The word is a slang adoption of the Japanese word for enema (浣腸 kanchō?).[2] In accordance with widespread practice, the word is generally written in katakana when used in its slang sense, and in kanji when used of enemas in the medical sense.

It is a form of bullying amongst Korean[3][4] and Japanese children,[5] but has also been used by adults, such as baseball players like Kazuhiro Kiyohara.[6]

In the manga series Naruto, there is a taijustu technique called Sennen Goroshi (千年殺し?) (literally, "One Thousand Years of Death") which is based on the kancho. It was originally used by Kakashi Hatake on Naruto Uzumaki during Team 7's bell test. The technique involves kanchoing the opponent, and then sending them flying with force from your arms. During the Invasion of Konoha arc, while fighting Gaara in his half-Shukaku form, Naruto would discover that the point behind the technique was to target the opponent's blind spot, and when one substitutes their fingers for a kunai with an explosive tag, it can be a lethal technique.

As shown in beta footage,[7] Japan-exclusive character Norimaro from the fighting game Marvel Super Heroes vs. Street Fighter was supposed to have a kancho attack complete with distortion noises, but due to disapproval by Marvel, the attack was removed.

See also[edit]

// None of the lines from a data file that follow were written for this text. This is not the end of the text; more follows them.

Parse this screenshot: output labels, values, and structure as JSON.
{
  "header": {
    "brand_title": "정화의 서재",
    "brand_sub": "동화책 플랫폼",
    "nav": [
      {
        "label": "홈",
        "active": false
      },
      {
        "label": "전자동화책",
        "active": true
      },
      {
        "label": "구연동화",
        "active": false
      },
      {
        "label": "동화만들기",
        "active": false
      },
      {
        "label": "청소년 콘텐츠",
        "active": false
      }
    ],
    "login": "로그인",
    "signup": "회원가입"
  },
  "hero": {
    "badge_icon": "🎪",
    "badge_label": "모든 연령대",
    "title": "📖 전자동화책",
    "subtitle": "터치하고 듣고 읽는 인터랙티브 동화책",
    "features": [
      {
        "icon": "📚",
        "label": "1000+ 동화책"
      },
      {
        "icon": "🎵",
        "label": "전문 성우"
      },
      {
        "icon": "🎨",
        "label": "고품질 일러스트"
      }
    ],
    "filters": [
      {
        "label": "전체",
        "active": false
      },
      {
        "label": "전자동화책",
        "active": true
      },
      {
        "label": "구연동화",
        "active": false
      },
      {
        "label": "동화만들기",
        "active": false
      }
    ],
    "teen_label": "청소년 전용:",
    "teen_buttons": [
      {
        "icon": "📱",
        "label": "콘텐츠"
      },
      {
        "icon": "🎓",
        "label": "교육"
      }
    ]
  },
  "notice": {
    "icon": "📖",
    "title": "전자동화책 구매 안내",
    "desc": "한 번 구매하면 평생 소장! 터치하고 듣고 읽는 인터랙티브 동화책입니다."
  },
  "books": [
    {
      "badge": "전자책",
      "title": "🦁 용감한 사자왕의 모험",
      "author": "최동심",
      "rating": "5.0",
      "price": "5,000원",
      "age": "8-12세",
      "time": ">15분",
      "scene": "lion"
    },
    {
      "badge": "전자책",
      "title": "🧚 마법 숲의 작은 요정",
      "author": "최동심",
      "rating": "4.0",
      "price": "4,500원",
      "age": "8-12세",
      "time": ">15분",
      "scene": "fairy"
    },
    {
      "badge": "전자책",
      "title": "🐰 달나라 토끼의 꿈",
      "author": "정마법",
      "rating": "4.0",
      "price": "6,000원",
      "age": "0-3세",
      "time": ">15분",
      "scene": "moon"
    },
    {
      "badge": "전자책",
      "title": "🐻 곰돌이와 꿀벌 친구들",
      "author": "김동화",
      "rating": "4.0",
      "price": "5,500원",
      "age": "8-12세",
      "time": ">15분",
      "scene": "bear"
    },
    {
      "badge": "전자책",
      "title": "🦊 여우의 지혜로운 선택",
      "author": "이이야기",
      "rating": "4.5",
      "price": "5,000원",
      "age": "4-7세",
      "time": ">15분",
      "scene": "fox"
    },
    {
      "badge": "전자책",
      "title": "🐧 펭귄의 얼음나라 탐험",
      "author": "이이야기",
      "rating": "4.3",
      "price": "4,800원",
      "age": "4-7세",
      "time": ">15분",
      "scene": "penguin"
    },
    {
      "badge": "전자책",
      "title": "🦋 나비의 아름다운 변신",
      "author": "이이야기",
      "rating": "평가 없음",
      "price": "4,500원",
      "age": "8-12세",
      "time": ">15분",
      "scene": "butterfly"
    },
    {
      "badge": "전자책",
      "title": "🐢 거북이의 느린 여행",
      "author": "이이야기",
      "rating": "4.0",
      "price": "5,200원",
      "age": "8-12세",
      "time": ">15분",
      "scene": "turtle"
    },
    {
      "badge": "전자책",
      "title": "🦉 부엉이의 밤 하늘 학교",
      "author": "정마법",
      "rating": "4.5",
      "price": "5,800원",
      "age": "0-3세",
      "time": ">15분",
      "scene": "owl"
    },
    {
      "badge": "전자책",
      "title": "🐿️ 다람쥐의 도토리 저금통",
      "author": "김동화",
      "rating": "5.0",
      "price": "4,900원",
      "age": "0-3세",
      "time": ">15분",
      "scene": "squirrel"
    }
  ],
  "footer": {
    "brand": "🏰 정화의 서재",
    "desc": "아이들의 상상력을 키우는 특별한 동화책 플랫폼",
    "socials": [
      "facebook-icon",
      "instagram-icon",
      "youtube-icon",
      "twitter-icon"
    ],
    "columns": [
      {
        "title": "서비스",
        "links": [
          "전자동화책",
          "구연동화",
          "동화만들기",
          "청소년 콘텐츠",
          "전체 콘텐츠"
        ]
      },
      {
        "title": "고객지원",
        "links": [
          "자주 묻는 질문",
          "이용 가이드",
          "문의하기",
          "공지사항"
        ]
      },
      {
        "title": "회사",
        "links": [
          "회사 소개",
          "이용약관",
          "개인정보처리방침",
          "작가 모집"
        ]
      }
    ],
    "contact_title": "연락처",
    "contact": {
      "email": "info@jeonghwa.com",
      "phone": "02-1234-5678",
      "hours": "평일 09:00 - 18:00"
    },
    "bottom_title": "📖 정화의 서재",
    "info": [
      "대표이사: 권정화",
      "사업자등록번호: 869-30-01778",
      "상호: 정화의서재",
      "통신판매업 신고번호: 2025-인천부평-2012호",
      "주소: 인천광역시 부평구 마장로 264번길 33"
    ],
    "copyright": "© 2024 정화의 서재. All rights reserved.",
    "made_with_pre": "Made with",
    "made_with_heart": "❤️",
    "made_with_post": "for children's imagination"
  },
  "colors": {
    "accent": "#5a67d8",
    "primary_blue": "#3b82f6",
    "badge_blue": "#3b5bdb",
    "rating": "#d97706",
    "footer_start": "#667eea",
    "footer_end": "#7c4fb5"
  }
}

  1. ^ Ashcraft, Brian & Jean Snow. Arcade Mania: The Turbo-charged World of Japan's Game Centers (2008) (noting that the prank is popular among schoolchildren)
  2. ^ Makihara, Kumiko (2009-07-24). "My Un-American Son". The New York Times. Retrieved 2010-05-07. 
  3. ^ Garrido, Ben. "Stranger in a strange land". Newsreview.com. Retrieved 12 March 2014. 
  4. ^ 「カンチョー少年の像」の躍動感がハンパない. RocketNews24 (in Japanese). Retrieved 12 March 2014. 
  5. ^ Tomochika (31 May 2008). ""Kanchō!" wa ikite ita". Asahi Shimbun. 
  6. ^ "Kiyohara no Yakyū Jinsei no Ayumi". Sukkiri!. Nittele Entertainment. Retrieved 12 March 2014. 
  7. ^ https://www.youtube.com/watch?v=c9lSG_TXGe4

External links[edit]